In Hyde Park, it’s festival time in the eponymous green landscape tucked away in London. While Cordner has relocated the comedy to our modern time, the story still remains the same. A man named Fairfield (Chris Casbon) decides his love interest Carol (Hannah Eggleton) is too harsh in her attitude to men, and the two engage in verbal battles of wit throughout the play. Meanwhile, Trier (Josh Welch) decides to test the faith of his love interest Julietta (Saffia Sage) by having her spend time with another man. Rounding out the third point in the triangle of Shirley’s narrative is the story of Lacy and Mrs Bonavent (Robbie Nestor and Hattie Patten-Chatfield). When the two get married, a figure from Mrs Bonavent’s past comes back right on cue to fulfil a promise, much to Lacy’s dismay.
Gradually, all of these separate narratives come together amidst the chaos of horse-racing, betting and wedding celebrations.

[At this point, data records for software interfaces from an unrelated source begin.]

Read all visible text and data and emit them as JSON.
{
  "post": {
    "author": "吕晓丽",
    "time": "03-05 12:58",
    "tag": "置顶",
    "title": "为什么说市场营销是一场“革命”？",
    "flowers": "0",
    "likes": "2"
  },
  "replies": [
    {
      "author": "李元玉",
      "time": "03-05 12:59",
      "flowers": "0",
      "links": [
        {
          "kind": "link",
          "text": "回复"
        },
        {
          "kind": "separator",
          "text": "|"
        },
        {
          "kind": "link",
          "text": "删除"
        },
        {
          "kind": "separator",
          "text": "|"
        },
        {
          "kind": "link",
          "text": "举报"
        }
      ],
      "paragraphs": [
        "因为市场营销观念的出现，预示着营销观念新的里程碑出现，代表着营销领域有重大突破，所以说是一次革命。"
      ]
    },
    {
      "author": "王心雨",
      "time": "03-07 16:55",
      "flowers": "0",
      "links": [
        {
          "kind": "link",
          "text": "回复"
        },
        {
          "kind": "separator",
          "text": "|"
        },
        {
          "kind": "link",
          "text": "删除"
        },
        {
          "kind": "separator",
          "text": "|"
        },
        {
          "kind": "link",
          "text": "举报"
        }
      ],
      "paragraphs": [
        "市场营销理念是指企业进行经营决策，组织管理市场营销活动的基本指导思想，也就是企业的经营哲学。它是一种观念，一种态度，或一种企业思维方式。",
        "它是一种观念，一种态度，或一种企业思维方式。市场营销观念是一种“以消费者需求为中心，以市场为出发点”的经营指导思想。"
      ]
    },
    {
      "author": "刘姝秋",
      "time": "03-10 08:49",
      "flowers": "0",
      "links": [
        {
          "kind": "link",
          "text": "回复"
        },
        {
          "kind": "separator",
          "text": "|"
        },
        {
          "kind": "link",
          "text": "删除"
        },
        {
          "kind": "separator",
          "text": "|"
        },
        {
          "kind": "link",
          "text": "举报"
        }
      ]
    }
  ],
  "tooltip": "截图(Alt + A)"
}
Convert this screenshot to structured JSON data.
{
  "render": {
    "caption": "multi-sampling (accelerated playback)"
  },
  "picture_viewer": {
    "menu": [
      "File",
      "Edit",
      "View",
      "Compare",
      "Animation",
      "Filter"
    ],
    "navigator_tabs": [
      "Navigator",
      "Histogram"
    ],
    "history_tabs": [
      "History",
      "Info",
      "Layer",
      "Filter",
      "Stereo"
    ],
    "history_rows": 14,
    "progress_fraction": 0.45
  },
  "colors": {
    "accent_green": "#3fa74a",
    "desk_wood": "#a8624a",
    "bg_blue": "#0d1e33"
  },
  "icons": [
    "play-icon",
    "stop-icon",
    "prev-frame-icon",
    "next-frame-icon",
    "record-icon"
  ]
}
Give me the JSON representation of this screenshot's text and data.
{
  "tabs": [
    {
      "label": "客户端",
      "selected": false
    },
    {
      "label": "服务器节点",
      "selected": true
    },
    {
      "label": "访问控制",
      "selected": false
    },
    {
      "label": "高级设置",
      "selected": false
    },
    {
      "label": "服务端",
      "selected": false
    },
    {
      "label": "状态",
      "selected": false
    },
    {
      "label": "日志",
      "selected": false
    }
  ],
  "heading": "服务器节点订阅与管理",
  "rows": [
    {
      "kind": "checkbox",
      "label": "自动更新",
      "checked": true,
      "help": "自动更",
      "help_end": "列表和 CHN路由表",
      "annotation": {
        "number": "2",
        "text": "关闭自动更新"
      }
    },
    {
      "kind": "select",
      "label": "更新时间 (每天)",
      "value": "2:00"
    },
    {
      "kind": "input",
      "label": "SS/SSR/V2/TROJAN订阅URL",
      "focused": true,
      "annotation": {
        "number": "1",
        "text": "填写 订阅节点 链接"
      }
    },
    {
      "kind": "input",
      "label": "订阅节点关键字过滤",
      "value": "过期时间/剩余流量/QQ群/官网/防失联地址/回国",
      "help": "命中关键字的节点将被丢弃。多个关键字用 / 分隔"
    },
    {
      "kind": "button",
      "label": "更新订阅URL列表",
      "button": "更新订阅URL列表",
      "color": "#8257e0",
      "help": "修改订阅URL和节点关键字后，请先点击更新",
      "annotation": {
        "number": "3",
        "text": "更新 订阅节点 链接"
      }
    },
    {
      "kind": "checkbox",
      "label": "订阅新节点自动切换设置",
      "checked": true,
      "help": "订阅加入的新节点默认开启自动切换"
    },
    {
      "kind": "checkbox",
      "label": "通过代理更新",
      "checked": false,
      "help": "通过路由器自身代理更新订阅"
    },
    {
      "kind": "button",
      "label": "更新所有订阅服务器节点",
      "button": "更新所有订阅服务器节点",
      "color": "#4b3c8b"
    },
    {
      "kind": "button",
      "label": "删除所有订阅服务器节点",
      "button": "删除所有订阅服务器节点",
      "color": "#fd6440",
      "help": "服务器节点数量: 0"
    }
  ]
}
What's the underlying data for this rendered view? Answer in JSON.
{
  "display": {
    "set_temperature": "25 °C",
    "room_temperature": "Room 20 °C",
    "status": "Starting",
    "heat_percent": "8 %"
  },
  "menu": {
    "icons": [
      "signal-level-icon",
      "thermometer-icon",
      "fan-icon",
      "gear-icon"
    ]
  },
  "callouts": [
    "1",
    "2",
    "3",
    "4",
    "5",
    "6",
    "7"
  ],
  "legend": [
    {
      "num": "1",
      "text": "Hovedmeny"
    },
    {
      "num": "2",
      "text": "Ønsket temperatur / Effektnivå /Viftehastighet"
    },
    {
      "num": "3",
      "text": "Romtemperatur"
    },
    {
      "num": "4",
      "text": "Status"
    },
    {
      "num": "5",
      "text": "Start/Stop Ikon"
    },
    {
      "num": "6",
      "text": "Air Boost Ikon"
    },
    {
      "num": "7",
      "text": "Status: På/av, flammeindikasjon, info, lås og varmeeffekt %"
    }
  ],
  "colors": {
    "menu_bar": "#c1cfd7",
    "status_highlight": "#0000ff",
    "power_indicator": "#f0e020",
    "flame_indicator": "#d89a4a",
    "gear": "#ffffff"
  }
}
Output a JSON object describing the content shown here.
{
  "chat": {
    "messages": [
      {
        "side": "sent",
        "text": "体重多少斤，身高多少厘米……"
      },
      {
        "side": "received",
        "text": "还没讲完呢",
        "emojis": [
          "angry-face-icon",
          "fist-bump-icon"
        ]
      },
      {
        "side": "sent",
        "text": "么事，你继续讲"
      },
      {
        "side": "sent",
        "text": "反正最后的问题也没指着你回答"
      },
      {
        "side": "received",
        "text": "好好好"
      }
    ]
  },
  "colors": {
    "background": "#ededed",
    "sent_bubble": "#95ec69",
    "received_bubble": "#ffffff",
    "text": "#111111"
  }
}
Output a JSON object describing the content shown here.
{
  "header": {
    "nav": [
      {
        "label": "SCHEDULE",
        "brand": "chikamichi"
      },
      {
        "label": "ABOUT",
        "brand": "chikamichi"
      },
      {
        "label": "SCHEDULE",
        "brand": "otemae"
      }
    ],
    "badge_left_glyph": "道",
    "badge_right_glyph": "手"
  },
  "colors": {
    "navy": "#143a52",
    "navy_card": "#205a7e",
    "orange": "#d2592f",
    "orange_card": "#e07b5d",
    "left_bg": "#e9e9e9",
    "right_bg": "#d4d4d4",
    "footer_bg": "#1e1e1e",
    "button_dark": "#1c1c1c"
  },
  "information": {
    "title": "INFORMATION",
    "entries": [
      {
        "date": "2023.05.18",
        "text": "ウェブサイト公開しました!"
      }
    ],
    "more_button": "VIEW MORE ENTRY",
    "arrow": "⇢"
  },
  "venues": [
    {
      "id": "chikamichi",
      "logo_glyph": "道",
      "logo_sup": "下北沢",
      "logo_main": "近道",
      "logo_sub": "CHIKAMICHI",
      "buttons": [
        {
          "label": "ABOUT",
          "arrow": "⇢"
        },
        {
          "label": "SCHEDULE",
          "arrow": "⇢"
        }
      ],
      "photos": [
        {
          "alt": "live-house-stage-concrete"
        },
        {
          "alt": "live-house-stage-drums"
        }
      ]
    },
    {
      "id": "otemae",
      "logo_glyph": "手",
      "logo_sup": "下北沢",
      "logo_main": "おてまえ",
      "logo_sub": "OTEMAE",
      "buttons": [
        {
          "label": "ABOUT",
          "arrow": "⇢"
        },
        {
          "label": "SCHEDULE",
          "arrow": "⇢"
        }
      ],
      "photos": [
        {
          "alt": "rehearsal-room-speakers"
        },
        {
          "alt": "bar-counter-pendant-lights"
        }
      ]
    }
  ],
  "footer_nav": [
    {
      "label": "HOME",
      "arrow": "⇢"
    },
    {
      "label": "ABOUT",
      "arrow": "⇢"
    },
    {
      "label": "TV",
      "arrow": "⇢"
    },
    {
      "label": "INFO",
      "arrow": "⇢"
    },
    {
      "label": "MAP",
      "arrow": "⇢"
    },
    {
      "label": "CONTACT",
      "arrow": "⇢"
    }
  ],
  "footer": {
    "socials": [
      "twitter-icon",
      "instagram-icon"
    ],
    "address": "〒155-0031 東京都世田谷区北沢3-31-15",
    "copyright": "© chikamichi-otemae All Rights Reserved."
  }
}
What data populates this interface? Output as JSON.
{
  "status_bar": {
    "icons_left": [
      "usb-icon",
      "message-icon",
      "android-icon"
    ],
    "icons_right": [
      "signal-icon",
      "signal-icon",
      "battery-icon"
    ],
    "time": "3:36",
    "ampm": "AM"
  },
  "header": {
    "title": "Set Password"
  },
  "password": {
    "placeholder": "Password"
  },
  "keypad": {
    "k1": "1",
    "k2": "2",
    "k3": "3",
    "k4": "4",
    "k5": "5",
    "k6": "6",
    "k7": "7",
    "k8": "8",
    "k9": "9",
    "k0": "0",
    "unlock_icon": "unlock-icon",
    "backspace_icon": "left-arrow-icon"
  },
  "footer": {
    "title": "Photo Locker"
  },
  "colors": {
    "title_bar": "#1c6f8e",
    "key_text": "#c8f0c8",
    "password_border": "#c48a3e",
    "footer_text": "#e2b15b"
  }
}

The cast do an excellent job in terms of tackling Shirley’s sparkling yet almost tongue-tripping dialogue, eloquently executing the well-plotted scenes. Their characterisations are both well-considered and richly detailed – Hannah Eggleton and Chris Casbon particularly shine in their roles. They masterfully and entertainingly present the audience with two characters charging at each other head on in the name of love, making their stichomythic exchanges some of the funniest moments within the play.
There is a welcome quiet energy pulsing beneath the relationships of the characters and their actions on stage. This is enhanced and showcased perfectly by Roberto del Pino’s set and lighting design, which is clean, effective and pleasing on the eye. Harking back to a time of performance that placed no emphasis on or had no need for furniture, Cordner’s intention here is to allow the audience to focus on the interactions between the characters while “acknowledging the clarity of Shirley’s original concept”.
Cordner does indeed achieve this, and the audience is able to focus on the clean, well-plotted bits of action and the subsequent developments in the relationships of the characters. Yet, in spite of the strong characterisations and well-considered visual design aspects, something doesn’t feel quite right here. I think the missing thing is atmosphere, which for me is the fulcrum of any theatrical production, especially modernisations of classic texts.
It mainly falls to the actors to generate this, and while they flawlessly execute Shirley’s text, I don’t obtain much of a sense of where we are in the narrative. They don’t change or react much to the environment they’re in, and I feel this greatly hinders the generation of atmosphere. There are times, however, when it’s certainly present – at Lacy and Mrs Bonavent’s wedding, for example. In this scene, there’s some live music, and the whole company responds perfectly to it and helps to support the cheerful, subtle mocking of Bonavent (Ben Kawalec), Mrs Bonavent’s actual husband. There’s an enjoyable and engaging energy here, and I would have loved to see more of it throughout the production.
Aside from this one niggle, this production of Hyde Park is excellent. It’s a fitting testament to the talent amongst everyone involved, and as a result it’s a highly memorable piece of theatre.
Hyde Park played at the Scenic Stage Theatre at the University of York. For more information and tickets to upcoming productions, visit the University of York website. Photo: Harry Elletson Photography